The Psychology presentations wrapped up with a second study from Lexi Pulice-Farrow. On a slightly different spin from her first presentation, Lexi is moving from orientation disclosure to relationship satisfaction, specifically among lesbian identified Facebook users.
Right on the heels of another presentation regarding Facebook, Lexi Pulice-Farrow and her research partners are curious in exploring LGBT disclosure on Facebook and other social media sites.
A few hypotheses were presented including that gay Facebook users are less likely to list the gender of people they are romantically interested in; more out users are less concerned about their privacy and image presentation online; and gay users are less likely to post pictures of themselves with their partners. The survey used for the study was available for both ASC students and non-ASC students. The results showed little correlation between people’s concern over privacy settings, self-image, and their sexual orientation.
Elizabeth Adams began her Facebook presentation with a short survey of the audience. Of the 19 people in the audience, about half admitted to using Facebook at least once per day, and three people claimed to be addicted. Elizabeth hoped to find out just whether or not we actually are addicted.
It was assumed that the people most likely to be addicted would be young, female users. As research shows, however, there is little evidence of this being true. As Elizabeth mentions, there is no true scale which can measure one’s addiction to the site. She presents a few hypotheses, including the hypothesis that younger people will claim that Facebook is more intrusive in their lives. The Facebook Intrusion Questionnaire (FIQ) is the closest she was able to get to a legitimate scale which could be used for this study.
Authors: Maria Vega, Annalee Craigmile. Mentor: Professor Jennifer Hughes
Absract: “We examined the effects of age, commute length in minutes and months, and gender in relation to stress levels. Five-hundred and twenty seven participants, ranging in age from 18-66 years, were recruited by student research assistants for this study. The participants took an online survey assessing demographics, commute, employment, and school information. We found that commuters with longer commutes are significantly more stressed than commuters with shorter commutes to work or school. We also found that females were significantly more stressed than males during their commute. These results illustrate that commuters should find ways to make their commutes shorter by possibly moving closer to their job or finding a job closer to their home. Other options would include finding shorter routes and leaving before or after traffic has decreased. If the commuters do not encounter as much traffic congestion, their commute will be shorter reducing the likelihood of stress.”

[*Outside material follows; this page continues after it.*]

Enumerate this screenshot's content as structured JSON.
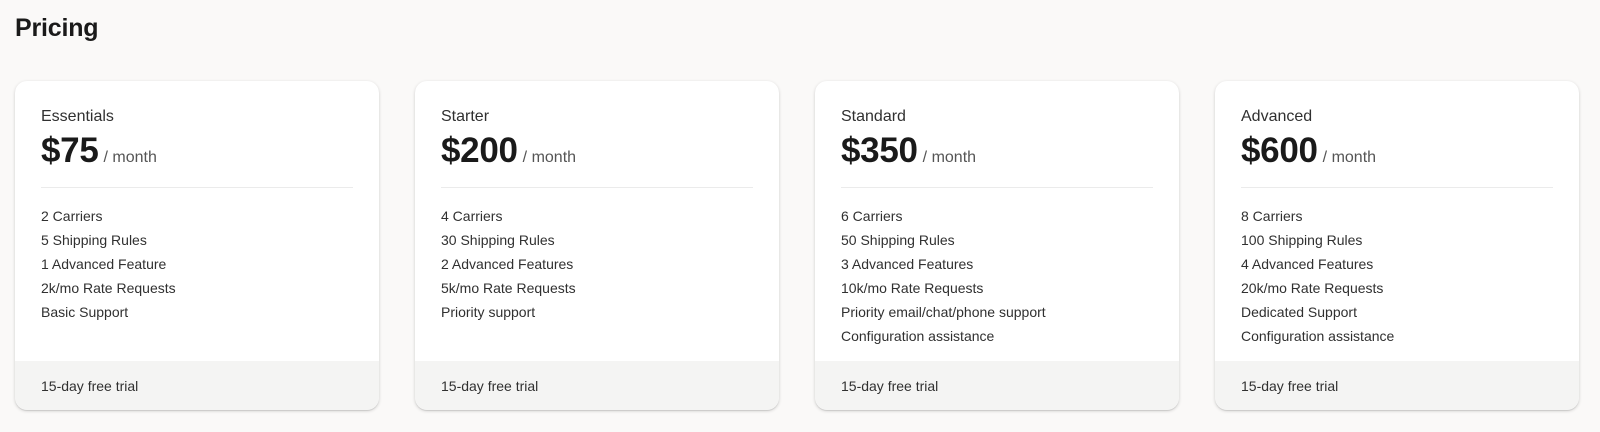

Authors: Nadrat Nuhu, Sijia Li, Ravea Rodriquez. Mentor: Professor Jennifer Hughes
Abstract: “Passionate love, defined as the extreme longing to be with another person, has been found to only last within the initial stages of a relationship. The current study proposes that influences such as the length of the relationship, gender, and the presence of children affect the level of passion an individual feels in their relationship. We recruited 121 men and 233 women to participate in this study. Results showed that the length of relationship, the presence of children, and gender significantly affected passion. The men and women in couples that had been together the least amount of time reported the greatest passion. The men and women without children reported greater passion. Men reported more passion than women. These findings provide couples with valuable information about how passion can decrease over the length of a relationship and that the presence of children living at home can be related to decreased passion.”